Sunday, March 13, 2016

Virtual 1403 printer is printing lines, skipping and spacing, but not fully correct yet


Implementing physical plotter (1627 equivalent)

I created some hand code to enter which will move the plotter pen over a detectable distance. This will be toggled into core for my testing session this morning. It was only 26 words, not very onerous. Getting them to work properly for someone who is quite rusty in whipping up 1130 machine language added a bit of time.

My attempt at testing this was not successful. I suspect that the 1130 is too quick for the plotter, taking the interrupt and firing off all the successive commands before the plotter can reset. Not certain, however, and this will require a full set of diagnostic signals before I can get to the bottom of it. My priority is to wrap up the 1403 first, since it is nearing the finish line.

Implementing virtual 1403 printer

Reviewed my logic and cleaned up a few small points prior to testing this morning. It was not successful, but I suspected it was due to contamination from the 1627 testing I had been doing.

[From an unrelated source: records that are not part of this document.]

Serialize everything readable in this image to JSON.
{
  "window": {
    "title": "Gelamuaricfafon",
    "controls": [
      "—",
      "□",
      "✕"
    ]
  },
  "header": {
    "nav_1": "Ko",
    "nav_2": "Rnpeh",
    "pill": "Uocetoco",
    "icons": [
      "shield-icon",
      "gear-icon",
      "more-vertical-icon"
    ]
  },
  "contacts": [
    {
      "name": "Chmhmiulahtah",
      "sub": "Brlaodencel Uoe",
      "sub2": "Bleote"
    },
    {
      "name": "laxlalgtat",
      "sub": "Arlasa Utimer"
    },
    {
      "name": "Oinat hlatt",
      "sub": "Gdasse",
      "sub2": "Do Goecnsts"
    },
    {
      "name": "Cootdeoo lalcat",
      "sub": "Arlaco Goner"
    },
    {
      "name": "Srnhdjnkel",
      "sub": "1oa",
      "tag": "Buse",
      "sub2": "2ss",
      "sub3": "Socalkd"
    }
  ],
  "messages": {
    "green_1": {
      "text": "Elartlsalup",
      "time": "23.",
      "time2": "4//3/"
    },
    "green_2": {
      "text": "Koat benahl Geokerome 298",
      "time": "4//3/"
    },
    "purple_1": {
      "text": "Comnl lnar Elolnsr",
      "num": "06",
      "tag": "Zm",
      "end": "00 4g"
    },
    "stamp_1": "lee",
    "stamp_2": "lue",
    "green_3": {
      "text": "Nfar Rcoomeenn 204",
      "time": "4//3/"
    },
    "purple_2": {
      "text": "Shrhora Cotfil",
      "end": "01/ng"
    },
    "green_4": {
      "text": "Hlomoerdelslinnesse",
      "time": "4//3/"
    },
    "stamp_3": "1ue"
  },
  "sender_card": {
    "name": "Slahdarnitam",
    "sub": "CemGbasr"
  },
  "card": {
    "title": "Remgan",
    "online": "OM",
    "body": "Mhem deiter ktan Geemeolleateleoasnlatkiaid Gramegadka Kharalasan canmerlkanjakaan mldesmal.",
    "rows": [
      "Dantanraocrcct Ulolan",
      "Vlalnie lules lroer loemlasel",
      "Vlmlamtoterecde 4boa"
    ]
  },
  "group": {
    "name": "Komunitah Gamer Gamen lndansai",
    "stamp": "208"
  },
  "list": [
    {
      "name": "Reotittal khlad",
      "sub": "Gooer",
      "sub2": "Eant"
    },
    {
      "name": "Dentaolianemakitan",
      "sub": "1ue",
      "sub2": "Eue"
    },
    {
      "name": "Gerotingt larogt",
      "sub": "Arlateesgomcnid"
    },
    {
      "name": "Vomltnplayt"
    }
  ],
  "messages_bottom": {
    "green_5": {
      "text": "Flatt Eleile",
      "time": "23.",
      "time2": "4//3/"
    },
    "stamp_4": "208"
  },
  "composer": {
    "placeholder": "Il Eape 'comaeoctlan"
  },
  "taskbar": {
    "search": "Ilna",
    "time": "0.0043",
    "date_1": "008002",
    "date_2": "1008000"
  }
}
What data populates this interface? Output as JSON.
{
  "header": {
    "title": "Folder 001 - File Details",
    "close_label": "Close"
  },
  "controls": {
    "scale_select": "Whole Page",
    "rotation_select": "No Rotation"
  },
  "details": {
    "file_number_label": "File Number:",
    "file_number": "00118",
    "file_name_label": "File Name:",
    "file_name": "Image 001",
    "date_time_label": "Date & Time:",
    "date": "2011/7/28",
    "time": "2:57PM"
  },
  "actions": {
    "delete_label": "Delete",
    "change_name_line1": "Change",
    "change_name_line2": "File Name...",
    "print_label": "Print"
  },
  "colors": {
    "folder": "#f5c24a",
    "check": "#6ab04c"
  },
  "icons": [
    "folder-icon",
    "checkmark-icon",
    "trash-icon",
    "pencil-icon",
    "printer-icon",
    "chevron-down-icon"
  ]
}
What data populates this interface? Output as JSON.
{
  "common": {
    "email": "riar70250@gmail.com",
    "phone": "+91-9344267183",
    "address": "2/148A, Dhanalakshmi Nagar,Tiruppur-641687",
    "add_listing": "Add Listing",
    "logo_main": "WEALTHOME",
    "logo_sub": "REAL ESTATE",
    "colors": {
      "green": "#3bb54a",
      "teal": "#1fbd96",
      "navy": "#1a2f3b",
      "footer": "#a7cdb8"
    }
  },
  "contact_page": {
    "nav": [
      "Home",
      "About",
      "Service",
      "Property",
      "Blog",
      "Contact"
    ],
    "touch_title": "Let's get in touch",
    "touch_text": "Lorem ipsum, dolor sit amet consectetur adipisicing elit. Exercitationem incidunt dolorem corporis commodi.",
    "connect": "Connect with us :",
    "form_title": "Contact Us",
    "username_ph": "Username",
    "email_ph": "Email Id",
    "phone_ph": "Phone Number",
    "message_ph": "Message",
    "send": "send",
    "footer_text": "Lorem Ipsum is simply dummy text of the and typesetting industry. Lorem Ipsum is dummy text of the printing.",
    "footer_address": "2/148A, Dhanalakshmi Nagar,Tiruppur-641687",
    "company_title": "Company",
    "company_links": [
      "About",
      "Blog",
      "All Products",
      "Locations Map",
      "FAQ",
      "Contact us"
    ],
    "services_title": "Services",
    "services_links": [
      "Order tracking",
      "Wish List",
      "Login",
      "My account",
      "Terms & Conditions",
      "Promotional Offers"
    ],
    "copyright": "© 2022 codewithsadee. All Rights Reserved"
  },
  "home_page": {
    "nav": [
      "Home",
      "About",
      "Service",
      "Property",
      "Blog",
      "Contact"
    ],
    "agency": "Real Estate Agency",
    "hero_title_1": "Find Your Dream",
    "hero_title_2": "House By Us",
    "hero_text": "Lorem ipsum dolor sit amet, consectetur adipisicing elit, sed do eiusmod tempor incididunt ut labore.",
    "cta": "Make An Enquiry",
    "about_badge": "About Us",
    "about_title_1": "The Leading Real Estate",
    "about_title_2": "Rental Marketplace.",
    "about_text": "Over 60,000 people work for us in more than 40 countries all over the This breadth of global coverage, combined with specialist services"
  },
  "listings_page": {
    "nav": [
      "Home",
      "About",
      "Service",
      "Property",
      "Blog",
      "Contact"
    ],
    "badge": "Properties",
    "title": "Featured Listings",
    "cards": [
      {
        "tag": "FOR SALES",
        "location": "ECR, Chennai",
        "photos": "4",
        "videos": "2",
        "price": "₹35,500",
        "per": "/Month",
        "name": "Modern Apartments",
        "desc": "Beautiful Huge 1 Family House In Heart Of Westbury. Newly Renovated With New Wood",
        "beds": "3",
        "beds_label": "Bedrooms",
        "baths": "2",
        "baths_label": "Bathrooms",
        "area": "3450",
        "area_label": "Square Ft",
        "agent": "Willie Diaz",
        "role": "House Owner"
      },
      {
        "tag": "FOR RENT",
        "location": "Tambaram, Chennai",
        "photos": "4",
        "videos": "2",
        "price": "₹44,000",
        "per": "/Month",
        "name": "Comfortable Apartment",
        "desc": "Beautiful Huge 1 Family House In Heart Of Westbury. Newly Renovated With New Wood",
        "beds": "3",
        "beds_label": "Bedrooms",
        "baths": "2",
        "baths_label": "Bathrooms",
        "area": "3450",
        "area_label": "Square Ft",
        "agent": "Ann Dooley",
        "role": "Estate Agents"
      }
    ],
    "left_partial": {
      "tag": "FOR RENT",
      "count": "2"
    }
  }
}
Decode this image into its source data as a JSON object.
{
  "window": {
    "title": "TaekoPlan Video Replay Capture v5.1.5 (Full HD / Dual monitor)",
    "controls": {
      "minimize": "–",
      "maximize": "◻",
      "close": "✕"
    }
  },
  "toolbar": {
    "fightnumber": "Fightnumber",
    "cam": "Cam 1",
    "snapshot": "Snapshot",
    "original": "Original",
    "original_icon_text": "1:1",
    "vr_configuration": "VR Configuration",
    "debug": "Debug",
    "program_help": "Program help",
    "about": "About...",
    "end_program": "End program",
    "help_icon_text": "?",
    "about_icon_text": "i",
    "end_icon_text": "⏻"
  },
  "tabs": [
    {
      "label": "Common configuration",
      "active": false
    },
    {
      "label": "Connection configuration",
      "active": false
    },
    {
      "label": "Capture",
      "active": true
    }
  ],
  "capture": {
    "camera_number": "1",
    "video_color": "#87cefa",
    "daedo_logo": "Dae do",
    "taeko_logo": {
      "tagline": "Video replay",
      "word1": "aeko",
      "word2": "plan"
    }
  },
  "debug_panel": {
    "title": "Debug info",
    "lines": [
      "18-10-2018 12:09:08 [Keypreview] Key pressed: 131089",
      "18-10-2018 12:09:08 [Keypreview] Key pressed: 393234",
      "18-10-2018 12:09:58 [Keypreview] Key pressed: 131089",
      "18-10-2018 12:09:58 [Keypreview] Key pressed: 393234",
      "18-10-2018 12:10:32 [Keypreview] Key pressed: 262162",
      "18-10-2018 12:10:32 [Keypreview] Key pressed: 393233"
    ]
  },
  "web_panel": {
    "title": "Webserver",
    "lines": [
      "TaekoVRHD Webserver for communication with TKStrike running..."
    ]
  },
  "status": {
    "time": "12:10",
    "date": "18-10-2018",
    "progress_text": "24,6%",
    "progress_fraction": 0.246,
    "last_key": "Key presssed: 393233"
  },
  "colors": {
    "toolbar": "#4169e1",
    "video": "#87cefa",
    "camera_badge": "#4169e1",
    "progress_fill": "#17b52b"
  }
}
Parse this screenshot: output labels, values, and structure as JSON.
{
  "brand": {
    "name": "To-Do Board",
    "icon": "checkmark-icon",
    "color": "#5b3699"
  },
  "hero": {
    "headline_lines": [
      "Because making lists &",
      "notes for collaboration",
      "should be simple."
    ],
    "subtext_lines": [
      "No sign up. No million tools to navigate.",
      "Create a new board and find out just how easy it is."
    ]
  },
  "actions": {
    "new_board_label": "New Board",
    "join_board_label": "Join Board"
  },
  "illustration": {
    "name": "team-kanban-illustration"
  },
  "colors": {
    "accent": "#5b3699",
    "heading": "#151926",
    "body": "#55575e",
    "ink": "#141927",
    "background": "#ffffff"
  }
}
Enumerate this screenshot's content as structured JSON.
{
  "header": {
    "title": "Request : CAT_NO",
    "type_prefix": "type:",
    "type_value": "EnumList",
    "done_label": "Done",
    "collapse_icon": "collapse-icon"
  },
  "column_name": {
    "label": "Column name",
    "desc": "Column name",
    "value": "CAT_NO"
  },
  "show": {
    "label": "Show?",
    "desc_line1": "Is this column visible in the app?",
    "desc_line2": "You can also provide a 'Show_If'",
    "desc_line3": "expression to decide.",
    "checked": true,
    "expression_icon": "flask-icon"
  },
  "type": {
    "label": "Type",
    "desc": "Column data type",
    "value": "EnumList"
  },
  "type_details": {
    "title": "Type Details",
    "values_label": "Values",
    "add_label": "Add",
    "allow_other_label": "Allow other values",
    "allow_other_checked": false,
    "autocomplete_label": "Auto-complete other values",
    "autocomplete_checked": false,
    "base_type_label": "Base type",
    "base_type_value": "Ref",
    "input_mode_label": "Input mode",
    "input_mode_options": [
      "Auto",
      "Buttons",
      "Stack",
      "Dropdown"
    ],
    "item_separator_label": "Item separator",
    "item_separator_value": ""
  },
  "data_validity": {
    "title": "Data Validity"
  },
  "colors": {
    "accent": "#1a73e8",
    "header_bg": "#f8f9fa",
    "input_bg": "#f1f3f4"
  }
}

When I straightened out the testing procedure, I discovered a flaw in my character translation (from 1403 printer code, packed two columns per word, to two characters of ASCII).

With that fixed, I went back out to work on the 1403 debugging. I have two minor errors in my spec, vis a vis the functional characteristics, which I also corrected. The next test printed my line properly. I tried the XIO Write with a skip to a channel, which did add multiple lines to the output file. The XIO Control may have also worked. However, both spacing and skipping did not trigger the interrupt or present DSW status, thus I may not be processing the carriage movement in the fpga.

I added some diagnostic signals while I looked over the fpga logic, but didn't do too much because I spotted the flaw that was blocking the carriage movement process and its completion interrupt. I did display the current print line, allowing me to see what occurs in the fpga as it moves the carriage. I added diagnostic writes in the Python program to give me the line number as the PC sees it.

When I began my last test of the day, prior to an evening out with friends, I ran into some flaw that stalled the transactional engine, causing timeouts before I could issue any 1403 XIO commands. I will need a whole new set of instrumentation to debug this, unless I spot it quickly in the VHDL code, and that would cost another 45 minute+ cycle time to run the toolchain.

Possible 1403 printer enhancement

One aspect of the 1403 printer which I did not model was parity checks - the printer code uses 6 bits for the character plus a parity bit to make the total number of 1 bits odd. I look up ASCII equivalents by the full 7 bits, the character value plus the correct parity error. Any parity error or unrecognized code outside of the 48 characters plus space that are rotating on the print train, result in a space.

I could implement a parity check as I fetch and translate characters from core, detecting the error in the Python program and signalling the fpga to present a parity check error rather than a successful print result. This would catch errors in programs writing to the 1403, behaving the same as a real 1403 printer, and might be important for running the 1403 printer diagnostics.

High Speed Link Errors

I see errors on the high speed link between the fpga boards when I use the manual controls on the 1130, in addition to power-on and power-off events. I should chase these down to ensure they won't occur in normal operation.

No comments:

Post a Comment